“Its something they’ve got experience with. Weather means things to people. It affects their lives,” said John D. Reid, a retired weather expert, author and local historian. “And it keeps on delivering.”
The long-time Hunt Club resident will share his research on some of Ottawa’s extreme weather events during a presentation hosted by the Gloucester Historical Society.
During his upcoming talk at the Greenboro Community Centre on April 29, at 2 p.m., called A Blast from the Past - Ottawa’s Weather at its Worst,’ Reid will delve into:
the ice storm of 1998-99,
the snow storm of 1970-71,
the deadly hurricane-force winds of 1888 that wrought damage across the city and blew down the Roman Catholic Church in Billings Bridge, and 
• the Great Fire of 1870 that devastated the Ottawa Valley and parts of Gloucester Township. “This had almost died down by the time it got to Gloucester and then a big wind storm came up,” Reid said. “It fanned the flames.” 
Reid has been blending his passion for historical research with aspects of his former career as a weather forecaster, then as an atmospheric research scientist before eventually serving as director of policy and international affairs for the Meteorological Service of Canada.
In his upcoming presentation, he will go back as far as the days
of Samuel de Champlain to talk of the first mention of weather in the Ottawa Valley, as well as share the warmest and coldest recorded days in Ottawa and photos of major events, such as the ice storm of 1942.
One key source of historical weather information was William Upton, whose farm is where the Ottawa Hunt and Golf Club is today in the Hunt Club community. He kept diaries, which included weather and temperatures.
Late in the winter of 1869, Upton described extreme snowfalls and impassable roads.
“He talks about having to dig a trench to get his cow in the bam,” Reid said, adding there was flooding when milder weather finally arrived in late April and the snow melted.
Glenn Clark, a Blossom Park resident and president of the Gloucester Historical Society, which has its headquarters in Leitrim, said his own family was impacted by some of Ottawa’s most severe weather events.
His great grandfather, Timothy Cutts, was moving his family in 1869 from Ottawa to Gloucester Township. That winter, the area was hammered by blizzard after blizzard.
Cutts got caught up in one especially severe snow storm and had to find shelter in a home at Bank Street and Hunt Club Road.
“That’s part of our family lore,” Clark said. “He got stopped in his tracks by this horrendous blizzard.”
In 1888, a storm with hurricane-force winds whipped across much of Ottawa and the township. The former Ellwood school was damaged and some of the schoolchildren sought refuge at the Cutts’ home, half a block away in what is today the Banff-Ledbury area.
“One of my earliest memories is weather-related,” Clark recalled of a bad storm that hit in June 1958.
His mother got Clark and his brother ready to flee their Blossom Park home when a barn across the street was struck by lightning and caught fire.
“There was hay in the loft and it was blowing across Bank Street onto the roof of our house,” he said, adding his father and uncle were on the roofs of their homes with hoses to douse any hot spots.
Weather events unique to each generation offer a deeper connection to community, said Reid.
“As you live here and start researching things, you realize there’s some interesting history here,” he said.
His free presentation, which begins with the historical society’s annual general meeting, takes place at the Greenboro Community Centre, located at 363 Lorry Greenberg Dr.

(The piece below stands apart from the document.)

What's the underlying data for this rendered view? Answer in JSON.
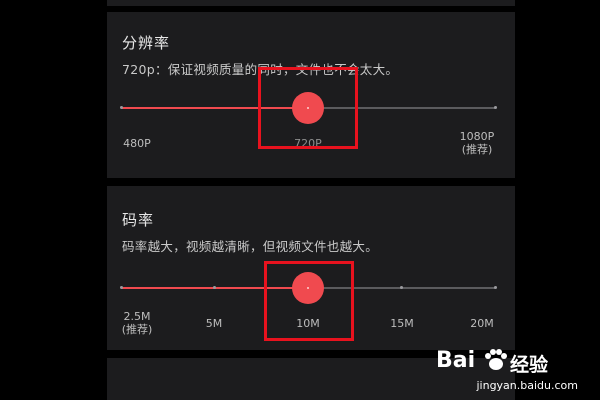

The weather predicted for the 29th is far from its worst with temperatures a bit below seasonal.

Ottawa Electors' Lists

Tucked away in a corner of the Ottawa Public Library's Ottawa Room are a series of oversize bound volumes of municipal electors' lists. According to the OPL catalogue they are for 1976, 1978, 1980, 1982, 1985, 1988, and 1991. The books, organized by ward, poll, street and house number, give first and last name.
A more limited selection of lists for Kanata are at the Beaverbook library.
These nicely compliment the collection Canada, Voters Lists, 1935-1980 provided by Ancestry.ca where the lists for 1979 and 1980 are in most cases unusable owing to text bleed-through on the image.